Server Fault is a question and answer site for system and network administrators. Join them; it only takes a minute:

Sign up
Here's how it works:
  1. Anybody can ask a question
  2. Anybody can answer
  3. The best answers are voted up and rise to the top

I am trying to understand ACLs and am unsure of where they are applied.

Here's my example. I am trying to prevent communication between two VLAN interfaces.

My source clients are on VLAN 1, my destination servers are on VLAN 2. I want to prevent the clients from communicating with the servers. I am only able to apply inbound ACLs.

Do I apply the ACL on the VLAN 1 interface or the VLAN 2 interface?

share|improve this question
On what platform, on a switch like a Cisco, or on a linux box etc? – Chopper3 Feb 2 '11 at 10:42
Network hardware - we have Dell and Cisco, but I think they work the same way. – dunxd Feb 2 '11 at 10:47
up vote 1 down vote accepted

You apply the ACL in your case to VLAN1 as that is the interface where the traffic you want to control enters your router/switch.

Think about the problem from the perspective of the filtering device, rather than the traffic source - traffic is incoming to the device from VLAN1 and outgoing to VLAN2.

share|improve this answer
Thanks for the info. Damn - VLAN1 is the production network, so I can't do much experimentation there. I wish that the Dell 62xx switches supported egress IP filtering, which presumably would allow me to block access coming out of VLAN 2. – dunxd Feb 3 '11 at 10:35
You could block traffic from the servers back to the clients, not perfect but it would effectively prevent communication from happening, but not prevent the clients on VLAN1 attacking the servers with DoS type attacks. – James Yale Feb 3 '11 at 11:38

If you are using standard ACL's who only use IP addresses it should be close to the source while extended ACL's are usually used closed to the destination.

You can find more info here:

share|improve this answer

Your Answer
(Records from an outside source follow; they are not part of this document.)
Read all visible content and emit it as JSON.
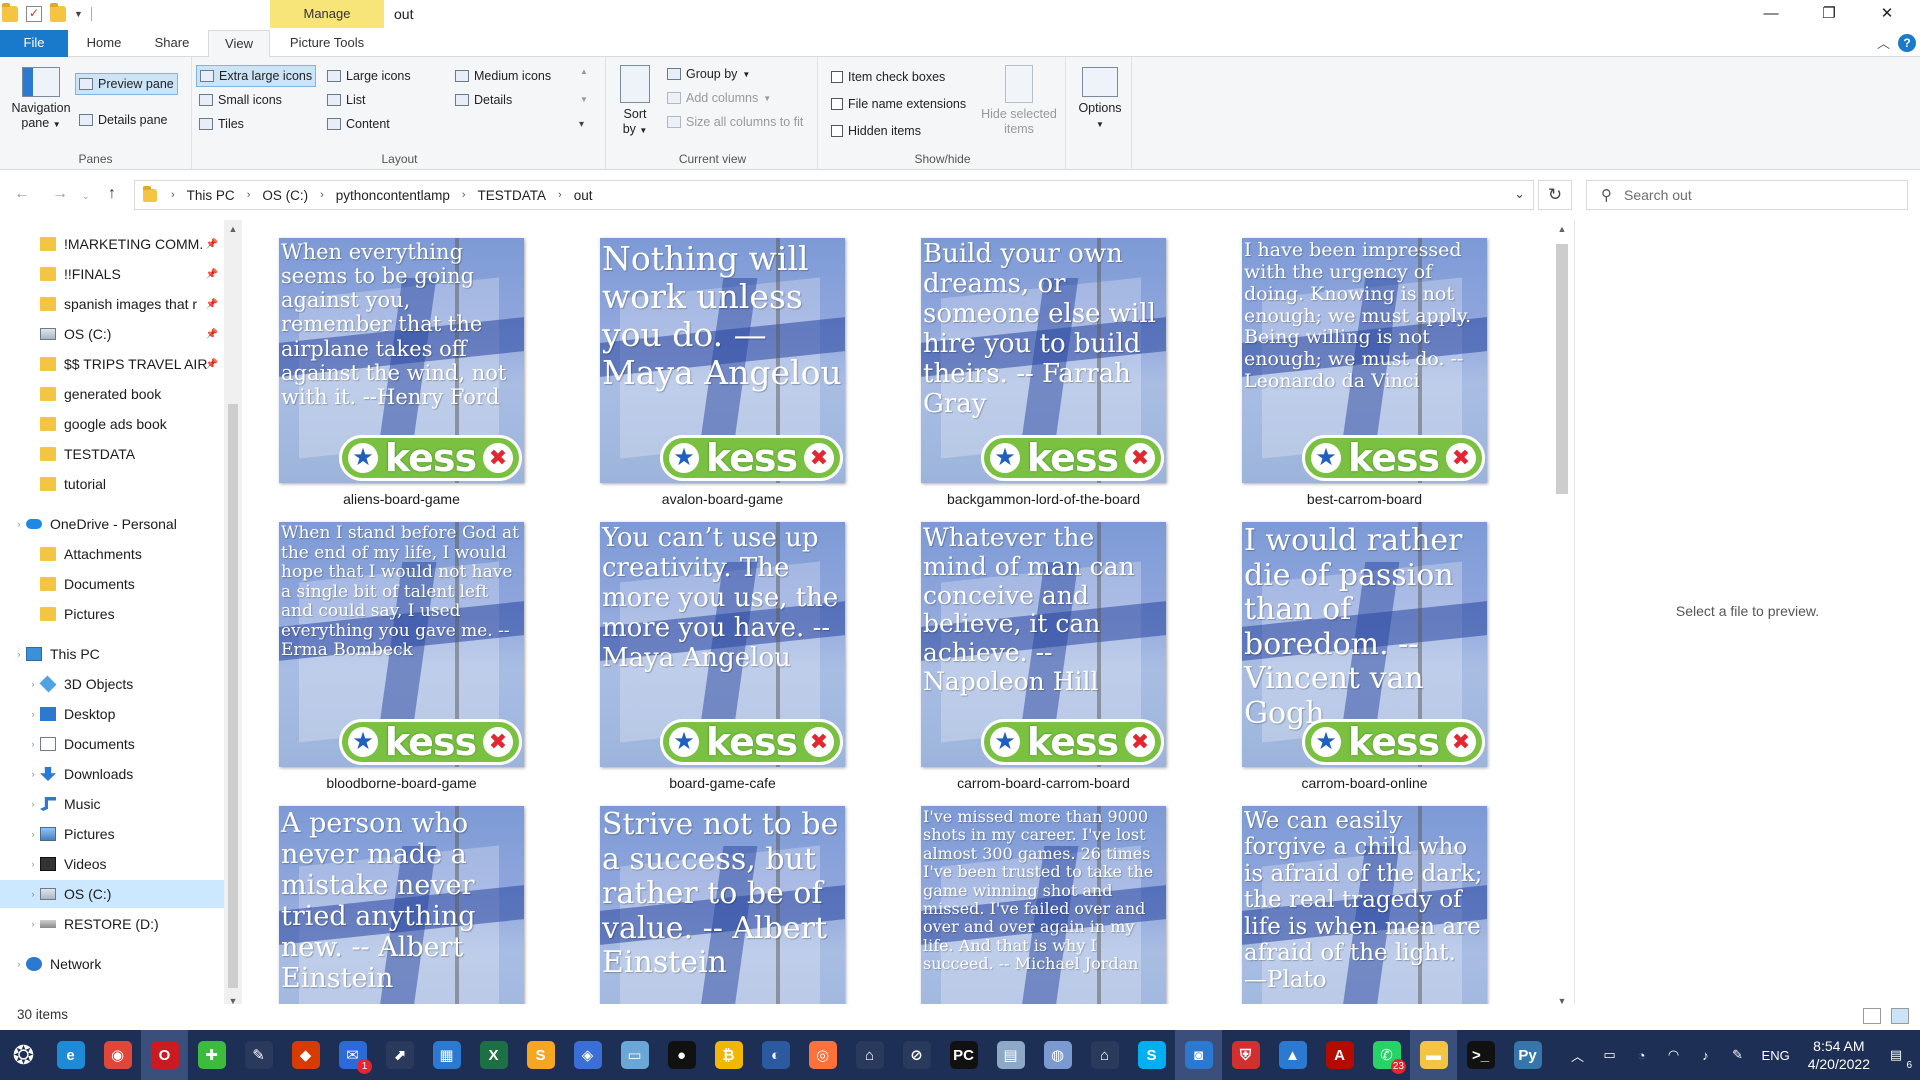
{
  "title_bar": {
    "contextual_tab": "Manage",
    "window_title": "out",
    "minimize": "—",
    "maximize": "❐",
    "close": "✕"
  },
  "tabs": [
    "File",
    "Home",
    "Share",
    "View",
    "Picture Tools"
  ],
  "active_tab": "View",
  "ribbon": {
    "panes": {
      "label": "Panes",
      "navigation_pane": "Navigation\npane",
      "preview_pane": "Preview pane",
      "details_pane": "Details pane"
    },
    "layout": {
      "label": "Layout",
      "extra_large_icons": "Extra large icons",
      "large_icons": "Large icons",
      "medium_icons": "Medium icons",
      "small_icons": "Small icons",
      "list": "List",
      "details": "Details",
      "tiles": "Tiles",
      "content": "Content",
      "selected": "Extra large icons"
    },
    "current_view": {
      "label": "Current view",
      "sort_by": "Sort\nby",
      "group_by": "Group by",
      "add_columns": "Add columns",
      "size_all_columns": "Size all columns to fit"
    },
    "show_hide": {
      "label": "Show/hide",
      "item_check_boxes": "Item check boxes",
      "file_name_extensions": "File name extensions",
      "hidden_items": "Hidden items",
      "hide_selected_items": "Hide selected\nitems"
    },
    "options": "Options"
  },
  "address": {
    "crumbs": [
      "This PC",
      "OS (C:)",
      "pythoncontentlamp",
      "TESTDATA",
      "out"
    ],
    "search_placeholder": "Search out"
  },
  "nav": {
    "quick_access": [
      {
        "label": "!MARKETING COMM.",
        "icon": "folder-icon",
        "pinned": true
      },
      {
        "label": "!!FINALS",
        "icon": "folder-icon",
        "pinned": true
      },
      {
        "label": "spanish images that r",
        "icon": "folder-icon",
        "pinned": true
      },
      {
        "label": "OS (C:)",
        "icon": "drive-icon",
        "pinned": true
      },
      {
        "label": "$$ TRIPS TRAVEL AIR",
        "icon": "folder-icon",
        "pinned": true
      },
      {
        "label": "generated book",
        "icon": "folder-icon",
        "pinned": false
      },
      {
        "label": "google ads book",
        "icon": "folder-icon",
        "pinned": false
      },
      {
        "label": "TESTDATA",
        "icon": "folder-icon",
        "pinned": false
      },
      {
        "label": "tutorial",
        "icon": "folder-icon",
        "pinned": false
      }
    ],
    "onedrive": {
      "label": "OneDrive - Personal",
      "children": [
        "Attachments",
        "Documents",
        "Pictures"
      ]
    },
    "this_pc": {
      "label": "This PC",
      "children": [
        {
          "label": "3D Objects",
          "icon": "cube-icon"
        },
        {
          "label": "Desktop",
          "icon": "desktop-icon"
        },
        {
          "label": "Documents",
          "icon": "documents-icon"
        },
        {
          "label": "Downloads",
          "icon": "downloads-icon"
        },
        {
          "label": "Music",
          "icon": "music-icon"
        },
        {
          "label": "Pictures",
          "icon": "pictures-icon"
        },
        {
          "label": "Videos",
          "icon": "videos-icon"
        },
        {
          "label": "OS (C:)",
          "icon": "drive-icon",
          "selected": true
        },
        {
          "label": "RESTORE (D:)",
          "icon": "restore-drive-icon"
        }
      ]
    },
    "network": "Network"
  },
  "files": [
    {
      "name": "aliens-board-game",
      "quote": "When everything seems to be going against you, remember that the airplane takes off against the wind, not with it. --Henry Ford",
      "font": 21,
      "logo": true
    },
    {
      "name": "avalon-board-game",
      "quote": "Nothing will work unless you do. —Maya Angelou",
      "font": 33,
      "logo": true
    },
    {
      "name": "backgammon-lord-of-the-board",
      "quote": "Build your own dreams, or someone else will hire you to build theirs. -- Farrah Gray",
      "font": 26,
      "logo": true
    },
    {
      "name": "best-carrom-board",
      "quote": "I have been impressed with the urgency of doing. Knowing is not enough; we must apply. Being willing is not enough; we must do. --Leonardo da Vinci",
      "font": 19,
      "logo": true
    },
    {
      "name": "bloodborne-board-game",
      "quote": "When I stand before God at the end of my life, I would hope that I would not have a single bit of talent left and could say, I used everything you gave me. -- Erma Bombeck",
      "font": 17,
      "logo": true
    },
    {
      "name": "board-game-cafe",
      "quote": "You can’t use up creativity. The more you use, the more you have. -- Maya Angelou",
      "font": 26,
      "logo": true
    },
    {
      "name": "carrom-board-carrom-board",
      "quote": "Whatever the mind of man can conceive and believe, it can achieve. -- Napoleon Hill",
      "font": 25,
      "logo": true
    },
    {
      "name": "carrom-board-online",
      "quote": "I would rather die of passion than of boredom. -- Vincent van Gogh",
      "font": 30,
      "logo": true
    },
    {
      "name": "",
      "quote": "A person who never made a mistake never tried anything new. -- Albert Einstein",
      "font": 27,
      "logo": false
    },
    {
      "name": "",
      "quote": "Strive not to be a success, but rather to be of value. -- Albert Einstein",
      "font": 30,
      "logo": false
    },
    {
      "name": "",
      "quote": "I've missed more than 9000 shots in my career. I've lost almost 300 games. 26 times I've been trusted to take the game winning shot and missed. I've failed over and over and over again in my life. And that is why I succeed. -- Michael Jordan",
      "font": 16,
      "logo": false
    },
    {
      "name": "",
      "quote": "We can easily forgive a child who is afraid of the dark; the real tragedy of life is when men are afraid of the light. —Plato",
      "font": 23,
      "logo": false
    }
  ],
  "logo_text": "kess",
  "preview_message": "Select a file to preview.",
  "status": {
    "items": "30 items"
  },
  "taskbar": {
    "apps": [
      {
        "name": "start-icon",
        "color": "#1e2f55",
        "glyph": "❂"
      },
      {
        "name": "edge-icon",
        "color": "#1f8ad6",
        "glyph": "e"
      },
      {
        "name": "chrome-icon",
        "color": "#e0463a",
        "glyph": "◉"
      },
      {
        "name": "opera-icon",
        "color": "#cc1a22",
        "glyph": "O",
        "active": true
      },
      {
        "name": "plus-app-icon",
        "color": "#3dbb3d",
        "glyph": "✚"
      },
      {
        "name": "pen-app-icon",
        "color": "#2a3a5c",
        "glyph": "✎"
      },
      {
        "name": "office-icon",
        "color": "#d83b01",
        "glyph": "◆"
      },
      {
        "name": "mail-app-icon",
        "color": "#2c6bd6",
        "glyph": "✉",
        "badge": "1"
      },
      {
        "name": "vpn-app-icon",
        "color": "#2a3a5c",
        "glyph": "⬈"
      },
      {
        "name": "calendar-icon",
        "color": "#2b79d0",
        "glyph": "▦"
      },
      {
        "name": "excel-icon",
        "color": "#1d7044",
        "glyph": "X"
      },
      {
        "name": "slides-icon",
        "color": "#f5a623",
        "glyph": "S"
      },
      {
        "name": "diamond-app-icon",
        "color": "#3a6fd8",
        "glyph": "◈"
      },
      {
        "name": "notes-app-icon",
        "color": "#6aa6d6",
        "glyph": "▭"
      },
      {
        "name": "record-icon",
        "color": "#111111",
        "glyph": "●"
      },
      {
        "name": "coin-app-icon",
        "color": "#f2b705",
        "glyph": "₿"
      },
      {
        "name": "globe-app-icon",
        "color": "#2c5aa0",
        "glyph": "◐"
      },
      {
        "name": "firefox-icon",
        "color": "#ff7139",
        "glyph": "◎"
      },
      {
        "name": "lock-app-icon",
        "color": "#2a3a5c",
        "glyph": "⌂"
      },
      {
        "name": "dev-app-icon",
        "color": "#2a3a5c",
        "glyph": "⊘"
      },
      {
        "name": "pycharm-icon",
        "color": "#111111",
        "glyph": "PC"
      },
      {
        "name": "scanner-app-icon",
        "color": "#8ea8c8",
        "glyph": "▤"
      },
      {
        "name": "paint-icon",
        "color": "#7a9ad0",
        "glyph": "◍"
      },
      {
        "name": "vpn2-app-icon",
        "color": "#2a3a5c",
        "glyph": "⌂"
      },
      {
        "name": "skype-icon",
        "color": "#00aff0",
        "glyph": "S"
      },
      {
        "name": "screenshot-app-icon",
        "color": "#2b79d0",
        "glyph": "◙",
        "active": true
      },
      {
        "name": "shield-app-icon",
        "color": "#d32f2f",
        "glyph": "⛨"
      },
      {
        "name": "photos-icon",
        "color": "#2b79d0",
        "glyph": "▲"
      },
      {
        "name": "acrobat-icon",
        "color": "#b30b00",
        "glyph": "A"
      },
      {
        "name": "whatsapp-icon",
        "color": "#25d366",
        "glyph": "✆",
        "badge": "23"
      },
      {
        "name": "file-explorer-icon",
        "color": "#f4c542",
        "glyph": "▬",
        "active": true
      },
      {
        "name": "terminal-icon",
        "color": "#111111",
        "glyph": ">_"
      },
      {
        "name": "python-icon",
        "color": "#3776ab",
        "glyph": "Py"
      }
    ],
    "language": "ENG",
    "time": "8:54 AM",
    "date": "4/20/2022",
    "notifications": "6"
  }
}
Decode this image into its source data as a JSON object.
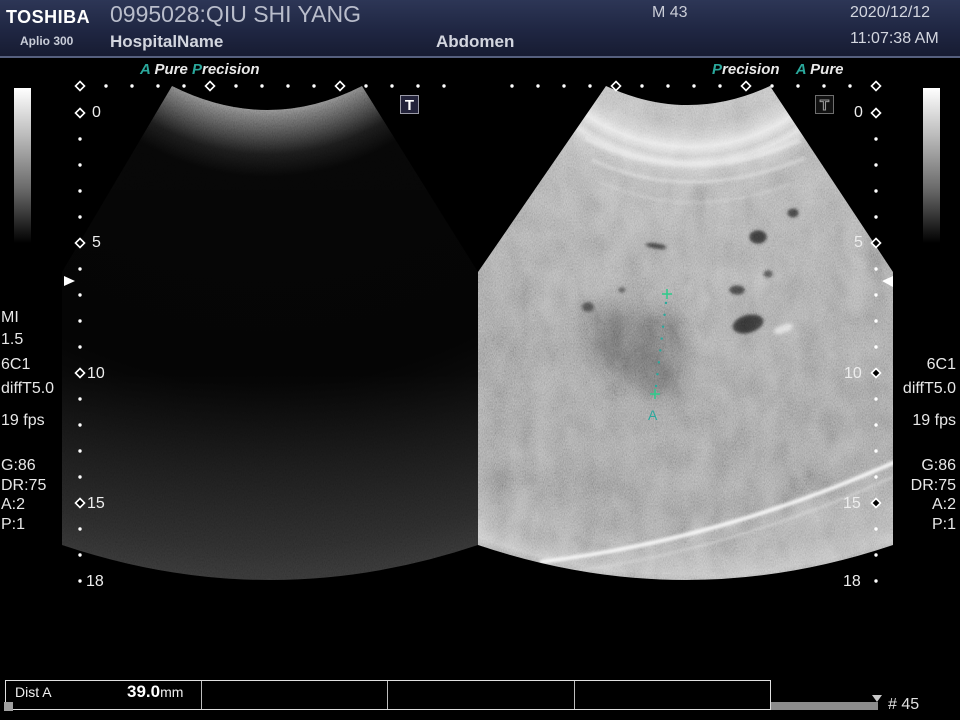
{
  "header": {
    "brand": "TOSHIBA",
    "model": "Aplio 300",
    "patient": "0995028:QIU SHI YANG",
    "hospital": "HospitalName",
    "exam": "Abdomen",
    "patient_info": "M 43",
    "date": "2020/12/12",
    "time": "11:07:38 AM"
  },
  "mode_labels": {
    "a": "A",
    "pure": "Pure",
    "precision": "Precision"
  },
  "transducer_icon": {
    "letter": "T"
  },
  "depth_scale": {
    "labels": [
      "0",
      "5",
      "10",
      "15",
      "18"
    ]
  },
  "left_params": [
    "MI",
    "1.5",
    "6C1",
    "diffT5.0",
    "19 fps",
    "G:86",
    "DR:75",
    "A:2",
    "P:1"
  ],
  "right_params": [
    "6C1",
    "diffT5.0",
    "19 fps",
    "G:86",
    "DR:75",
    "A:2",
    "P:1"
  ],
  "measurement": {
    "marker": "A",
    "label": "Dist A",
    "value": "39.0",
    "unit": "mm"
  },
  "cine": {
    "frame": "# 45"
  },
  "colors": {
    "header_bg": "#1f2642",
    "accent": "#2aa89c",
    "caliper": "#33c98c",
    "overlay_text": "#e8e8e8",
    "background": "#000000"
  },
  "icons": [
    "gray-scale-bar",
    "transducer-t-icon",
    "focus-marker-icon",
    "caliper-plus-icon",
    "depth-marker-diamond"
  ]
}
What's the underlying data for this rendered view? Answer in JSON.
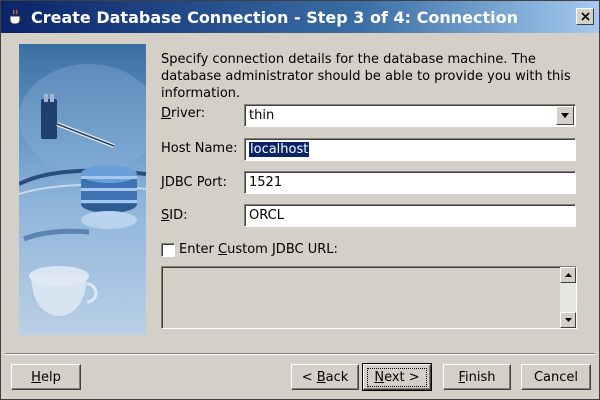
{
  "window": {
    "title": "Create Database Connection - Step 3 of 4: Connection"
  },
  "instructions": "Specify connection details for the database machine. The database administrator should be able to provide you with this information.",
  "form": {
    "driver": {
      "label_mn": "D",
      "label_rest": "river:",
      "value": "thin"
    },
    "host": {
      "label_pre": "Host Name:",
      "value": "localhost"
    },
    "port": {
      "label_mn": "J",
      "label_rest": "DBC Port:",
      "value": "1521"
    },
    "sid": {
      "label_mn": "S",
      "label_rest": "ID:",
      "value": "ORCL"
    },
    "custom_url": {
      "label_pre": "Enter ",
      "label_mn": "C",
      "label_rest": "ustom JDBC URL:",
      "checked": false,
      "value": ""
    }
  },
  "buttons": {
    "help": {
      "mn": "H",
      "rest": "elp"
    },
    "back": {
      "pre": "< ",
      "mn": "B",
      "rest": "ack"
    },
    "next": {
      "mn": "N",
      "rest": "ext >"
    },
    "finish": {
      "mn": "F",
      "rest": "inish"
    },
    "cancel": {
      "label": "Cancel"
    }
  },
  "icons": {
    "title": "coffee-cup-icon",
    "close": "close-icon",
    "dropdown": "chevron-down-icon",
    "scroll_up": "scroll-up-icon",
    "scroll_down": "scroll-down-icon"
  },
  "colors": {
    "titlebar_start": "#0a246a",
    "titlebar_end": "#a6caf0",
    "dialog_bg": "#d4d0c8",
    "selection": "#0a246a"
  }
}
By posting your answer, you agree to the privacy policy and terms of service.

Not the answer you're looking for? Browse other questions tagged or ask your own question.